-- Aim of the exercise --
Can you find the lines of the listing that include "this" and copy every one?
[Materials provided]
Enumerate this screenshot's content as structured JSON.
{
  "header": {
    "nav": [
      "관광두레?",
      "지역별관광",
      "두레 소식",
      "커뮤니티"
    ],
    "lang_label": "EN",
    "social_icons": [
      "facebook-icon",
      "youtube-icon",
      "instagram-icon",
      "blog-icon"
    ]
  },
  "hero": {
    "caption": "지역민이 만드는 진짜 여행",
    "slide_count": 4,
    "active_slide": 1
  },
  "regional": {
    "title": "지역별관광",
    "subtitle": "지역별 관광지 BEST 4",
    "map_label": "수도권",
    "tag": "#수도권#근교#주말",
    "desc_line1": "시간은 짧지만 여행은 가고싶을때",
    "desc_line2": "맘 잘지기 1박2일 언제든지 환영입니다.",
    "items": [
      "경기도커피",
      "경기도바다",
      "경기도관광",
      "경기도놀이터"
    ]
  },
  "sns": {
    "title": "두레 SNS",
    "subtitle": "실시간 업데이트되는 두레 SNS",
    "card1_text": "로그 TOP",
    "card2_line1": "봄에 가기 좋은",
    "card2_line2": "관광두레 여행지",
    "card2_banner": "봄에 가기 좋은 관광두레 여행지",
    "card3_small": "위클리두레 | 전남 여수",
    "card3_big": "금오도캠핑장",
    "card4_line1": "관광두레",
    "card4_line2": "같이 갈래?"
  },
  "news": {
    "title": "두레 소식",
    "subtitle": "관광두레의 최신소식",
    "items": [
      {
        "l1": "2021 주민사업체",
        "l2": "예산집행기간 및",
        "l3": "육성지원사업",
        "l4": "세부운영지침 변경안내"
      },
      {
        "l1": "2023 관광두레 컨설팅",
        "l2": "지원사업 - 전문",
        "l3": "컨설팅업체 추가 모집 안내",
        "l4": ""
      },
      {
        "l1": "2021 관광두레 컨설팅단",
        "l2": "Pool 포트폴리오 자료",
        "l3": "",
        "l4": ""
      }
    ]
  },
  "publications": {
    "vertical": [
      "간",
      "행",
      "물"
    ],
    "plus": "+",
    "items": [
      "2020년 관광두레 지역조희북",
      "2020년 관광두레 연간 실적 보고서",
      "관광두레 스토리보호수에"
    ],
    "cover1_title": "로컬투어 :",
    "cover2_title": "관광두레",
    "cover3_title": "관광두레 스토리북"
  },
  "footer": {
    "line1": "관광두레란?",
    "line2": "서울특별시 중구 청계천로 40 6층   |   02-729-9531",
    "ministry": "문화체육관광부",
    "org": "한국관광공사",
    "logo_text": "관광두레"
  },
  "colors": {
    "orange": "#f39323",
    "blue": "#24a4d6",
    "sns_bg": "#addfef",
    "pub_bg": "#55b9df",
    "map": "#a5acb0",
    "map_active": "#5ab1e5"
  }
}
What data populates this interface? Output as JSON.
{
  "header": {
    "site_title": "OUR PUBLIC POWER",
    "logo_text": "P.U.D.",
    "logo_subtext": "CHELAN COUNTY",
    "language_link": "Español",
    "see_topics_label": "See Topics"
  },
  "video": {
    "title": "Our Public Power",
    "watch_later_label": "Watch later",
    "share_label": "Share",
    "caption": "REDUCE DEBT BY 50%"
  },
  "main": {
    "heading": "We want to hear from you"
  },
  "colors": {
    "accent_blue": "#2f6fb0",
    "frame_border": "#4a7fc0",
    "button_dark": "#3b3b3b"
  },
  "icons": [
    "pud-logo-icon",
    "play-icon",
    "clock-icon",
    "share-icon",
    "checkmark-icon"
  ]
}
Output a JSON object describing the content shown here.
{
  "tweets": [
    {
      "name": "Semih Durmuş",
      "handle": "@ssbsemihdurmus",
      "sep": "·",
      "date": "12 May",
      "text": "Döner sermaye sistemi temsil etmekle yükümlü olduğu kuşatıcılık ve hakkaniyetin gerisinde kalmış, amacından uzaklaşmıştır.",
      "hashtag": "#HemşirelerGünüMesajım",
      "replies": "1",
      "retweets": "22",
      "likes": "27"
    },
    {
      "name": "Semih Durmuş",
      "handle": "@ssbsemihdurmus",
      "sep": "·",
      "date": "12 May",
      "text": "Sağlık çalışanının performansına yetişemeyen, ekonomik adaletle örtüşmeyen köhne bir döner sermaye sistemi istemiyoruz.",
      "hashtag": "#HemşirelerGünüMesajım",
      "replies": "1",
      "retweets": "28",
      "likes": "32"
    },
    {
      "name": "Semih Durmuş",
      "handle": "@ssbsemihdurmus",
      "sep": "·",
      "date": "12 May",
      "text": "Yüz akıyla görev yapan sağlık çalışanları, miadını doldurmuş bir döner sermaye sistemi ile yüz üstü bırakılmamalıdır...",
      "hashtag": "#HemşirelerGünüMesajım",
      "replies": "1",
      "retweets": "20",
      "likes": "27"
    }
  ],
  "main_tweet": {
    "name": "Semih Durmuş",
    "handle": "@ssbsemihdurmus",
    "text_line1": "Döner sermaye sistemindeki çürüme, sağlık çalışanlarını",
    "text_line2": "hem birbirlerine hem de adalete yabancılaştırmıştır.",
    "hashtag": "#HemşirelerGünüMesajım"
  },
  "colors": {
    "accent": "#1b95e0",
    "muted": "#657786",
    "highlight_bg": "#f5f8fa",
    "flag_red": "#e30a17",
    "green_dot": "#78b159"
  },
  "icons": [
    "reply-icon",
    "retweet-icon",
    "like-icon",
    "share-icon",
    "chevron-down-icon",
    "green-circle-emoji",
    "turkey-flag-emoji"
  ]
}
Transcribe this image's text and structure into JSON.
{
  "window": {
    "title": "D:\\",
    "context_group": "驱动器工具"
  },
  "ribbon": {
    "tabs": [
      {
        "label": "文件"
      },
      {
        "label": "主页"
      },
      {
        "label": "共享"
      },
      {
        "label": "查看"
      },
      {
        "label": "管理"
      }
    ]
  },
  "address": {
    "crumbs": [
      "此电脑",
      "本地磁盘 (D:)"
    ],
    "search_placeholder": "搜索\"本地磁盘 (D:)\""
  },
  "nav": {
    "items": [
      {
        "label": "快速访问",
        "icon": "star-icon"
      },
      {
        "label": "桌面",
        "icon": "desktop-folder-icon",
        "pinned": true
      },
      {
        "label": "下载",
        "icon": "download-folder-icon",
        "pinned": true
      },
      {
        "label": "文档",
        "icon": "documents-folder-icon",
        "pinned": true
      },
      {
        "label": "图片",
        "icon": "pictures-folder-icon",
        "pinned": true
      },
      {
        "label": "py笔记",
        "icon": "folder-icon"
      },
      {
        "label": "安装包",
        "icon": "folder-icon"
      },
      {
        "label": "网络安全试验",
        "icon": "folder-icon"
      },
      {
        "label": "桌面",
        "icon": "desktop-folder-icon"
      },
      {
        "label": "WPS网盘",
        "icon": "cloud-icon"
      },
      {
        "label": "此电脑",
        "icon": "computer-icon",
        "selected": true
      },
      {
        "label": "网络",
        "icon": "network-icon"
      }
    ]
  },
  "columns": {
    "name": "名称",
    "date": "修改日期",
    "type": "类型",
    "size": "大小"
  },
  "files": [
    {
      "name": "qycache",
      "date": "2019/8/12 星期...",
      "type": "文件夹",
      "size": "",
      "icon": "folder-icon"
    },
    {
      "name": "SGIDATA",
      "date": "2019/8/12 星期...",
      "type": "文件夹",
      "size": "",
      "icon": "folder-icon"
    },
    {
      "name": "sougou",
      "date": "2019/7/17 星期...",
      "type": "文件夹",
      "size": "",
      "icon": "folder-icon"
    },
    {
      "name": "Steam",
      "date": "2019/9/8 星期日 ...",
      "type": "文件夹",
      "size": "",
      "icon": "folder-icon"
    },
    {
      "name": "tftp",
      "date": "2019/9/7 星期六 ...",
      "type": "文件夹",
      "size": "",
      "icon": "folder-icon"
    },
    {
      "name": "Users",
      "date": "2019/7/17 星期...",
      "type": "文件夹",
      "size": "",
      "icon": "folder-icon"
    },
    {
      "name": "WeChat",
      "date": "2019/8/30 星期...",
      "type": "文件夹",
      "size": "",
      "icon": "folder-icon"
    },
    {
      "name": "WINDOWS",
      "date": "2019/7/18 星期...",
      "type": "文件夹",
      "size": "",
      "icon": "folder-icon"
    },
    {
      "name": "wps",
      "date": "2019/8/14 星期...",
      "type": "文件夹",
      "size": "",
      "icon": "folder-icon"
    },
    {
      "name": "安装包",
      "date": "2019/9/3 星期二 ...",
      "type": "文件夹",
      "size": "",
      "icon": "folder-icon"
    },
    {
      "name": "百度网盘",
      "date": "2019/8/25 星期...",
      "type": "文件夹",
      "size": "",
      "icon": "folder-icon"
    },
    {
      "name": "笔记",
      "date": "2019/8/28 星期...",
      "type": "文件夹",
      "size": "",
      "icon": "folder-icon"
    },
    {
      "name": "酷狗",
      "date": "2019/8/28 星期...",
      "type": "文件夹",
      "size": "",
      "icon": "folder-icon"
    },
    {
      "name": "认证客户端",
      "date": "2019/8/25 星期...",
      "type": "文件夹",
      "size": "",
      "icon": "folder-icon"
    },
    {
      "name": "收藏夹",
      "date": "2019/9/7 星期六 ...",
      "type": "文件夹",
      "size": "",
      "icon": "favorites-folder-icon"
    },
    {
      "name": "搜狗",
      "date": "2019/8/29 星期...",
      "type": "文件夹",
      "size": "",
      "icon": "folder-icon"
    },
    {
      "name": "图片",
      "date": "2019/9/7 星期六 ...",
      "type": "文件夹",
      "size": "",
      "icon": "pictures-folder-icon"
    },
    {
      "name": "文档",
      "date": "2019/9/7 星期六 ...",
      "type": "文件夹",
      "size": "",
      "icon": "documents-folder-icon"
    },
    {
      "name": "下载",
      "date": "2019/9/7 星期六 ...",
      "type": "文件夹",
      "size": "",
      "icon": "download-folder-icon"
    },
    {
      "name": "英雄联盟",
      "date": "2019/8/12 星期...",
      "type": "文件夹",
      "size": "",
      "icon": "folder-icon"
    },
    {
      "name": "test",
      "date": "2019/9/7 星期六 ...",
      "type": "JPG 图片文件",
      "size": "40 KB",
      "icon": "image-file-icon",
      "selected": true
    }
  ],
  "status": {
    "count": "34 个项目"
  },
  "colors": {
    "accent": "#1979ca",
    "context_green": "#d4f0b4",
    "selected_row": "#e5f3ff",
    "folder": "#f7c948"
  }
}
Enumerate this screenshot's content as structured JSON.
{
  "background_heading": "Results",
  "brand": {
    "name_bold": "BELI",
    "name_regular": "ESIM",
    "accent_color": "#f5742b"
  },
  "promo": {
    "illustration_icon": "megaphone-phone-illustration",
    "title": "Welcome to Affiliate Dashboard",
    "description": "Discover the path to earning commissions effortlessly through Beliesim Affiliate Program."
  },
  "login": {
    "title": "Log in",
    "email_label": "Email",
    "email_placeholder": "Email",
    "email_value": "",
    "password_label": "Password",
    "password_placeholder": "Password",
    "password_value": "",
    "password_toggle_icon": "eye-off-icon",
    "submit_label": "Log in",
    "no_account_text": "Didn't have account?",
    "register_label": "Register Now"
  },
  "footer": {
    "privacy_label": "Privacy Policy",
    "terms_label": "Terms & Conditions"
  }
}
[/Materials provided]
-- Exercise solution --
Enumerate this screenshot's content as structured JSON.
What data populates this interface? Output as JSON.
Transcribe this image's text and structure into JSON.
Enumerate this screenshot's content as structured JSON.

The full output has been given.